__ABOUT THIS TASK__:
Your answer must be every line of the data that holds the string "content".

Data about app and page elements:
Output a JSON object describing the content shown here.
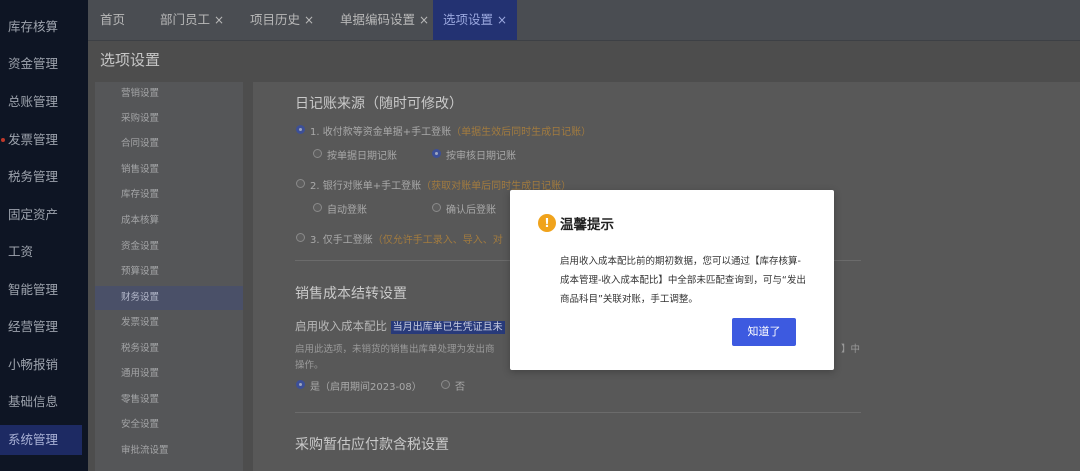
{
  "nav": {
    "items": [
      {
        "label": "库存核算"
      },
      {
        "label": "资金管理"
      },
      {
        "label": "总账管理"
      },
      {
        "label": "发票管理"
      },
      {
        "label": "税务管理"
      },
      {
        "label": "固定资产"
      },
      {
        "label": "工资"
      },
      {
        "label": "智能管理"
      },
      {
        "label": "经营管理"
      },
      {
        "label": "小畅报销"
      },
      {
        "label": "基础信息"
      },
      {
        "label": "系统管理"
      }
    ]
  },
  "tabs": [
    {
      "label": "首页"
    },
    {
      "label": "部门员工",
      "close": "×"
    },
    {
      "label": "项目历史",
      "close": "×"
    },
    {
      "label": "单据编码设置",
      "close": "×"
    },
    {
      "label": "选项设置",
      "close": "×"
    }
  ],
  "page_title": "选项设置",
  "submenu": [
    "营销设置",
    "采购设置",
    "合同设置",
    "销售设置",
    "库存设置",
    "成本核算",
    "资金设置",
    "预算设置",
    "财务设置",
    "发票设置",
    "税务设置",
    "通用设置",
    "零售设置",
    "安全设置",
    "审批流设置"
  ],
  "content": {
    "section1_title": "日记账来源（随时可修改）",
    "opt1_label": "1. 收付款等资金单据+手工登账",
    "opt1_note": "（单据生效后同时生成日记账）",
    "opt1_sub_a": "按单据日期记账",
    "opt1_sub_b": "按审核日期记账",
    "opt2_label": "2. 银行对账单+手工登账",
    "opt2_note": "（获取对账单后同时生成日记账）",
    "opt2_sub_a": "自动登账",
    "opt2_sub_b": "确认后登账",
    "opt3_label": "3. 仅手工登账",
    "opt3_note": "（仅允许手工录入、导入、对",
    "section2_title": "销售成本结转设置",
    "cost_label": "启用收入成本配比",
    "cost_highlight": "当月出库单已生凭证且未",
    "cost_desc_1": "启用此选项，未销货的销售出库单处理为发出商",
    "cost_desc_1b": "】中",
    "cost_desc_2": "操作。",
    "yes_label": "是（启用期间2023-08）",
    "no_label": "否",
    "section3_title": "采购暂估应付款含税设置"
  },
  "modal": {
    "icon": "!",
    "title": "温馨提示",
    "body": "启用收入成本配比前的期初数据，您可以通过【库存核算-成本管理-收入成本配比】中全部未匹配查询到，可与“发出商品科目”关联对账，手工调整。",
    "ok_label": "知道了"
  }
}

__ANSWER FOR THE TASK__:
Output a JSON object describing the content shown here.
  "content": {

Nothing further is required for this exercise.